But Obama's remarks, in which he pointedly left open the possibility that Assad's government had used chemical weapons — and all but ruled out Assad's assertions that insurgents had used them — were unusually strong in tone.
"Once we establish the facts, I have made clear that the use of chemical weapons is a game changer," Obama said at a news conference with Prime Minister Benjamin Netanyahu of Israel.
Again and again, Obama signaled that the United States and Israel were partners on a broad range of issues, reinforcing their historic alliance and America's stated commitment to protect Israeli security. Obama pointedly emphasized his administration's pledge to prevent a nuclear-armed Iran, one of Netanyahu's greatest fears.
But concern about chemical weapons in Syria were a major focus of the day.
Two senior ministers in Israel's new Cabinet said publicly Wednesday that chemical weapons had been used, and several government officials said in interviews that Israel had credible evidence of an attack. The ministers, Tzipi Livni and Yuval Steinetz, were among those who met with Obama on the first day of his trip.
Obama's remarks seemed calculated, in part, to counter claims by both the Syrian government and its major supporter, Russia, that opposition forces had mounted a chemical attack against the government.
While Obama cautioned that he did not have all the facts, he said, "We know the Syrian government has the capacity to carry out chemical attacks."
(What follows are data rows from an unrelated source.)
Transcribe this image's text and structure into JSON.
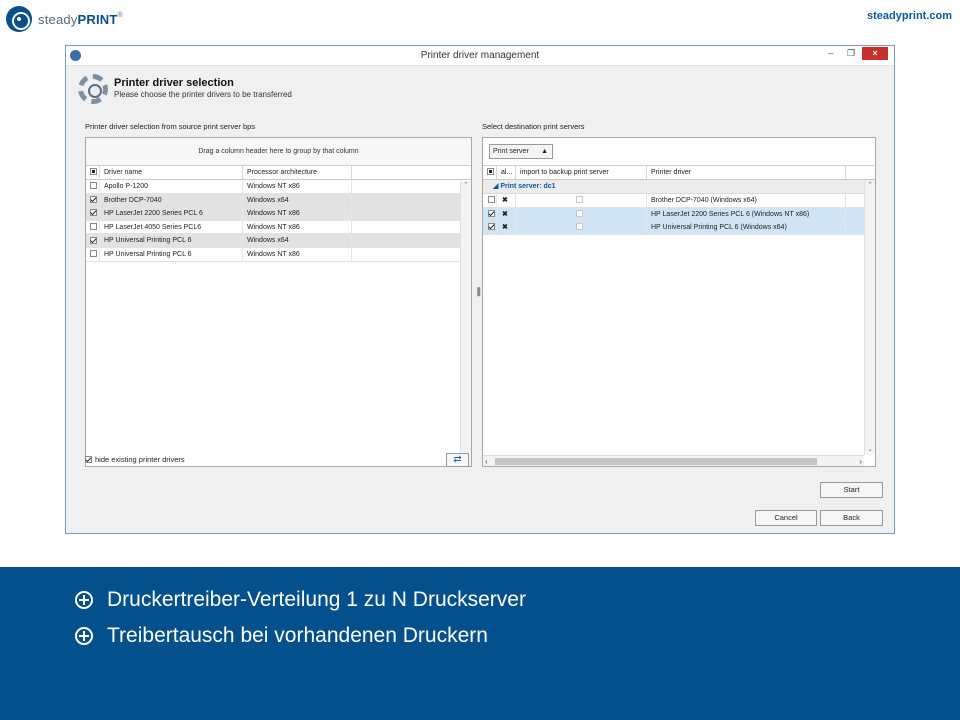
{
  "brand": {
    "word_light": "steady",
    "word_bold": "PRINT",
    "tm": "®",
    "site": "steadyprint.com"
  },
  "window": {
    "title": "Printer driver management",
    "controls": {
      "minimize": "–",
      "maximize": "❐",
      "close": "×"
    },
    "header": {
      "title": "Printer driver selection",
      "subtitle": "Please choose the printer drivers to be transferred"
    }
  },
  "left": {
    "label": "Printer driver selection from source print server bps",
    "group_hint": "Drag a column header here to group by that column",
    "columns": [
      "Driver name",
      "Processor architecture"
    ],
    "rows": [
      {
        "checked": false,
        "name": "Apollo P-1200",
        "arch": "Windows NT x86",
        "selected": false
      },
      {
        "checked": true,
        "name": "Brother DCP-7040",
        "arch": "Windows x64",
        "selected": true
      },
      {
        "checked": true,
        "name": "HP LaserJet 2200 Series PCL 6",
        "arch": "Windows NT x86",
        "selected": true
      },
      {
        "checked": false,
        "name": "HP LaserJet 4050 Series PCL6",
        "arch": "Windows NT x86",
        "selected": false
      },
      {
        "checked": true,
        "name": "HP Universal Printing PCL 6",
        "arch": "Windows x64",
        "selected": true
      },
      {
        "checked": false,
        "name": "HP Universal Printing PCL 6",
        "arch": "Windows NT x86",
        "selected": false
      }
    ],
    "hide_existing_label": "hide existing printer drivers",
    "hide_existing_checked": true,
    "refresh_icon": "⇄"
  },
  "right": {
    "label": "Select destination print servers",
    "groupby_value": "Print server",
    "columns": [
      "al...",
      "import to backup print server",
      "Printer driver"
    ],
    "group": "Print server: dc1",
    "rows": [
      {
        "checked": false,
        "action": "✖",
        "backup": false,
        "driver": "Brother DCP-7040 (Windows x64)",
        "highlight": false
      },
      {
        "checked": true,
        "action": "✖",
        "backup": false,
        "driver": "HP LaserJet 2200 Series PCL 6 (Windows NT x86)",
        "highlight": true
      },
      {
        "checked": true,
        "action": "✖",
        "backup": false,
        "driver": "HP Universal Printing PCL 6 (Windows x64)",
        "highlight": true
      }
    ]
  },
  "buttons": {
    "start": "Start",
    "cancel": "Cancel",
    "back": "Back"
  },
  "bullets": [
    "Druckertreiber-Verteilung 1 zu N Druckserver",
    "Treibertausch bei vorhandenen Druckern"
  ],
  "colors": {
    "band": "#03508c",
    "accent": "#0a5a9c",
    "close": "#c8302c",
    "highlight": "#cfe5f6"
  }
}
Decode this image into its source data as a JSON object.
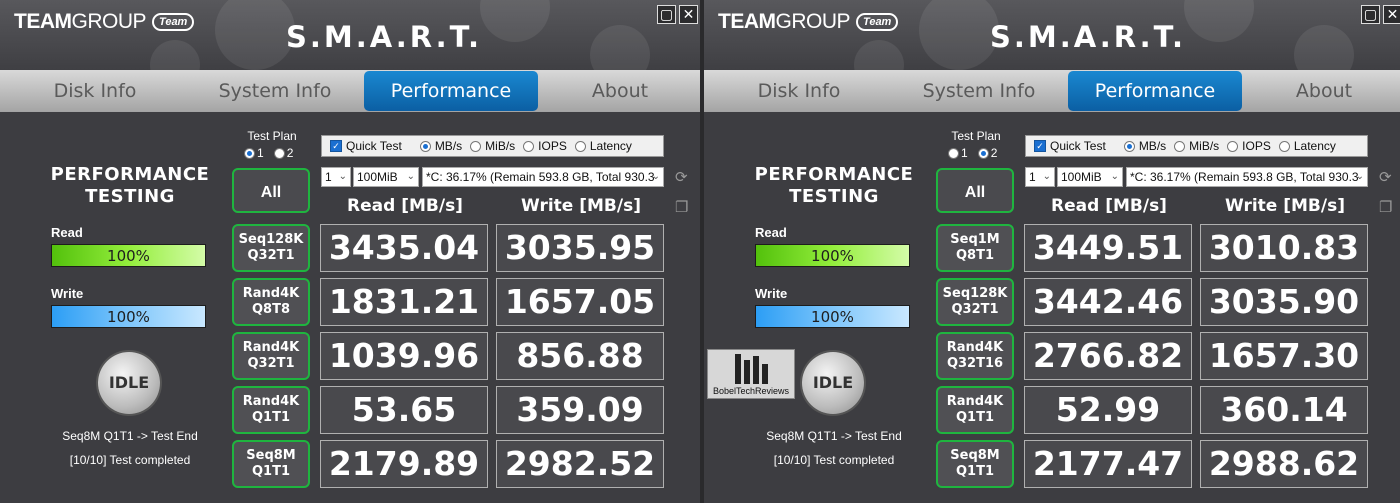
{
  "window_buttons": {
    "minimize": "▢",
    "close": "✕"
  },
  "panels": [
    {
      "logo": {
        "brand_bold": "TEAM",
        "brand_light": "GROUP",
        "badge": "Team"
      },
      "title": "S.M.A.R.T.",
      "tabs": [
        "Disk Info",
        "System Info",
        "Performance",
        "About"
      ],
      "active_tab": "Performance",
      "performance_title": "PERFORMANCE TESTING",
      "progress": {
        "read": {
          "label": "Read",
          "text": "100%",
          "value_percent": 100
        },
        "write": {
          "label": "Write",
          "text": "100%",
          "value_percent": 100
        }
      },
      "idle_label": "IDLE",
      "status_line1": "Seq8M Q1T1 -> Test End",
      "status_line2": "[10/10] Test completed",
      "test_plan": {
        "label": "Test Plan",
        "options": [
          "1",
          "2"
        ],
        "selected": "1"
      },
      "options": {
        "quick_test": "Quick Test",
        "quick_test_checked": true,
        "units": [
          "MB/s",
          "MiB/s",
          "IOPS",
          "Latency"
        ],
        "selected_unit": "MB/s"
      },
      "count_select": "1",
      "size_select": "100MiB",
      "drive_select": "*C: 36.17% (Remain 593.8 GB, Total 930.3",
      "all_button": "All",
      "columns": {
        "read": "Read [MB/s]",
        "write": "Write [MB/s]"
      },
      "tests": [
        {
          "line1": "Seq128K",
          "line2": "Q32T1",
          "read": "3435.04",
          "write": "3035.95"
        },
        {
          "line1": "Rand4K",
          "line2": "Q8T8",
          "read": "1831.21",
          "write": "1657.05"
        },
        {
          "line1": "Rand4K",
          "line2": "Q32T1",
          "read": "1039.96",
          "write": "856.88"
        },
        {
          "line1": "Rand4K",
          "line2": "Q1T1",
          "read": "53.65",
          "write": "359.09"
        },
        {
          "line1": "Seq8M",
          "line2": "Q1T1",
          "read": "2179.89",
          "write": "2982.52"
        }
      ]
    },
    {
      "logo": {
        "brand_bold": "TEAM",
        "brand_light": "GROUP",
        "badge": "Team"
      },
      "title": "S.M.A.R.T.",
      "tabs": [
        "Disk Info",
        "System Info",
        "Performance",
        "About"
      ],
      "active_tab": "Performance",
      "performance_title": "PERFORMANCE TESTING",
      "progress": {
        "read": {
          "label": "Read",
          "text": "100%",
          "value_percent": 100
        },
        "write": {
          "label": "Write",
          "text": "100%",
          "value_percent": 100
        }
      },
      "idle_label": "IDLE",
      "status_line1": "Seq8M Q1T1 -> Test End",
      "status_line2": "[10/10] Test completed",
      "test_plan": {
        "label": "Test Plan",
        "options": [
          "1",
          "2"
        ],
        "selected": "2"
      },
      "options": {
        "quick_test": "Quick Test",
        "quick_test_checked": true,
        "units": [
          "MB/s",
          "MiB/s",
          "IOPS",
          "Latency"
        ],
        "selected_unit": "MB/s"
      },
      "count_select": "1",
      "size_select": "100MiB",
      "drive_select": "*C: 36.17% (Remain 593.8 GB, Total 930.3",
      "all_button": "All",
      "columns": {
        "read": "Read [MB/s]",
        "write": "Write [MB/s]"
      },
      "tests": [
        {
          "line1": "Seq1M",
          "line2": "Q8T1",
          "read": "3449.51",
          "write": "3010.83"
        },
        {
          "line1": "Seq128K",
          "line2": "Q32T1",
          "read": "3442.46",
          "write": "3035.90"
        },
        {
          "line1": "Rand4K",
          "line2": "Q32T16",
          "read": "2766.82",
          "write": "1657.30"
        },
        {
          "line1": "Rand4K",
          "line2": "Q1T1",
          "read": "52.99",
          "write": "360.14"
        },
        {
          "line1": "Seq8M",
          "line2": "Q1T1",
          "read": "2177.47",
          "write": "2988.62"
        }
      ]
    }
  ],
  "watermark": {
    "text": "BobelTechReviews"
  },
  "colors": {
    "accent_blue": "#0f6fb8",
    "button_border_green": "#1fb53f",
    "read_bar": "#6fd52b",
    "write_bar": "#55b4f8"
  }
}
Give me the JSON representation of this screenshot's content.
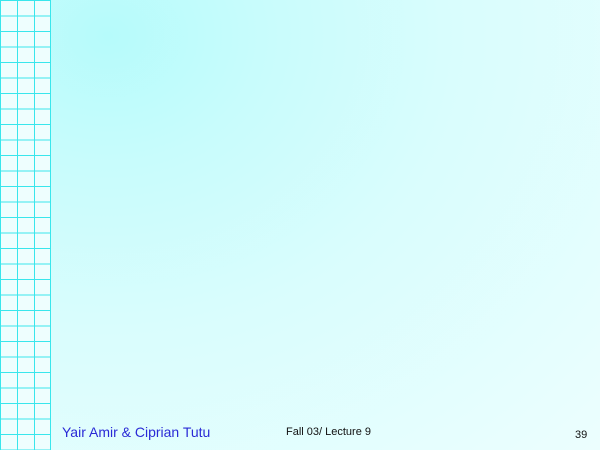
{
  "slide": {
    "footer": {
      "author": "Yair Amir & Ciprian Tutu",
      "course": "Fall 03/ Lecture 9",
      "page_number": "39"
    },
    "colors": {
      "background_light": "#ecfefe",
      "background_cyan": "#b6fbfb",
      "grid_line": "#39e6ec",
      "author_text": "#2a2ad6",
      "footer_text": "#111111"
    }
  }
}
The National Coalition of Syrian Revolutionary and Opposition Forces, the umbrella political group that wants to topple Assad, said in a statement that it "condemns these attacks and holds the Assad regime fully responsible for shedding Syrian blood."
The group said the attacks killed at least 19 civilians and left 69 others short of breath, with some in critical condition.
The coalition accused government forces of carrying out two chemical weapons attacks Tuesday — one in the Khan al-Assal area of northern Aleppo province, as originally asserted, and a second strike in the Ataybah area of suburban Damascus.
Fears about Syria's growing instability are shadowing Obama. Today, he will visit the president of the Palestinian Authority, Mahmoud Abbas, who is expected to raise worries about the plight of Palestinians in Syria. Friday, he will meet King Abdullah in Jordan, which has been flooded with Syrian refugees.